Thanks for the write up Mark. I've looked around miata.net, but I can't find the instructions to have the cassette and line in on a switch. I'm trying to keep things as close to factory (and cheap) as possible. Do you remember where you saw those instructions?

August 7, 2011 | Unregistered CommenterMatt

Matt, The message where someone mentioned tapping the necessary pins to keep the cassette option place is located here:

http://forum.miata.net/vb/showthread.php?p=3638313#post3638313

I do not recall anyone ever giving the exact pinouts but it should relatively easy to use a continuity tester to trace the pins.

August 8, 2011 | Registered CommenterMark

where are you able to find the molex terminal housings because i can only find them in massive bulk

September 12, 2011 | Unregistered Commentersteven

Steven, I purchased them at Fry's Electronics. A two-pack cost about $3 if I recall correctly.

September 15, 2011 | Registered CommenterMark

Steven,
I found the Molex connectors at "You-Do-It Electronics" in Needham, MA.

September 15, 2011 | Unregistered CommenterHoogie

Just wanted to say a BIG thank you for the great info. I've been searching for a step by step procedure and this is it! Pictures are terrific. Hope to do this install in the spring on my 2001LS.
thanks again!

February 1, 2012 | Unregistered CommenterAmy

Would this cradle work I cannot find the one listed in the instructions on amazon.. http://amzn.to/JRQQtx

May 8, 2012 | Unregistered CommenterBobby

Bobby, I have not tried that cable. But I suspect the pinouts will be identical to the cradle that I used because both products are made by Dension. I can't guarantee that it will work, but I'd bet money that it would.

May 8, 2012 | Registered CommenterMark

Super informative write up. I tried shopping for some parts and some look to be unavailable such as the cradle as above. My main question would be if I already have a charger, how would just a standard 3.5mm headphoneline in be installed via the hard line in? I don't need clean installs, just a direct wire to clean the sound up. Thanks again in advanced!

January 13, 2013 | Unregistered Commentereric

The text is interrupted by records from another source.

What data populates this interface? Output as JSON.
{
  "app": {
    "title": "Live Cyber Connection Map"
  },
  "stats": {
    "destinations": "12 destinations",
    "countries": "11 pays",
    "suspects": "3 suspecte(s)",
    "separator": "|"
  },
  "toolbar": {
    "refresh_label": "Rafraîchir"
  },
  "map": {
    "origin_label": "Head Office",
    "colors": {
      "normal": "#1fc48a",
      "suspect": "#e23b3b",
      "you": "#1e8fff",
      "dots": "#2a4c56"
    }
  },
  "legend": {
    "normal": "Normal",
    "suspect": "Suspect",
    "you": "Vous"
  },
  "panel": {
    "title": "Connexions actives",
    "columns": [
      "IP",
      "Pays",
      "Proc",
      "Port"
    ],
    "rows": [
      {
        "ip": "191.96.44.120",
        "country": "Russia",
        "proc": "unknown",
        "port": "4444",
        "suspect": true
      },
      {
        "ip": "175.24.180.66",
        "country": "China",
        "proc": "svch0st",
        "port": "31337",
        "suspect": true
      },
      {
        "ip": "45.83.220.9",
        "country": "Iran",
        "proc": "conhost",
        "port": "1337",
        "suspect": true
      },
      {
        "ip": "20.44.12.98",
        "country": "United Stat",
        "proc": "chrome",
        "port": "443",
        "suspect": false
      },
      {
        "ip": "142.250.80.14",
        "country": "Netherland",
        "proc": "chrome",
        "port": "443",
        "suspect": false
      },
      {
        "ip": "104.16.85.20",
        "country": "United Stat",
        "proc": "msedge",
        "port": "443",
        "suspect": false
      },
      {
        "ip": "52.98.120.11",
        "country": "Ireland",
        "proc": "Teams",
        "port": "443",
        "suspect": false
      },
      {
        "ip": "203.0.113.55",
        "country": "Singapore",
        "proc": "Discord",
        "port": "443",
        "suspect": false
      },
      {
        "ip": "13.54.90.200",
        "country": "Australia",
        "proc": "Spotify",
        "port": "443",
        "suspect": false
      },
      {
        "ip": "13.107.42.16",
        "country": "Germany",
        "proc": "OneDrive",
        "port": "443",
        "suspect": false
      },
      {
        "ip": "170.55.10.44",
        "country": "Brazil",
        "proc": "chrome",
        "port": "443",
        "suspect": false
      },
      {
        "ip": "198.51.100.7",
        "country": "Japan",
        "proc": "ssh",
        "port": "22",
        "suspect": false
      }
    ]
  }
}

Can you share the all pinouts for the female 9-pin mini DIN socket? At least the connection of 9 pin mini DIN with ipod accessory socket(dock connector)...

February 2, 2014 | Unregistered CommenterConstantin

Constantin,

I do not know the pinouts for the other pins on the 9-pin mini DIN. Just the ones I've listed above. You'd need to contact Dension for that information. Sorry.

February 2, 2014 | Registered CommenterMark

Mark,

I need the connection wires that correspond from dock connector to 9-pin mini DIN. By example, the connector 1 from 9-pin mini DIN correspond to pin 5 of dock connector, thus I will able to find out the pinouts of 9-pin mini DIN connector vs apple accessory dock connector.

Thank you,
Constantin.

February 3, 2014 | Unregistered CommenterConstantin

PostPost a New Comment

Enter your information below to add a new comment.

My response is on my own website »
Author Email (optional):
Author URL (optional):
Post:
 
Some HTML allowed: <a href="" title=""> <abbr title=""> <acronym title=""> <b> <blockquote cite=""> <code> <em> <i> <strike> <strong>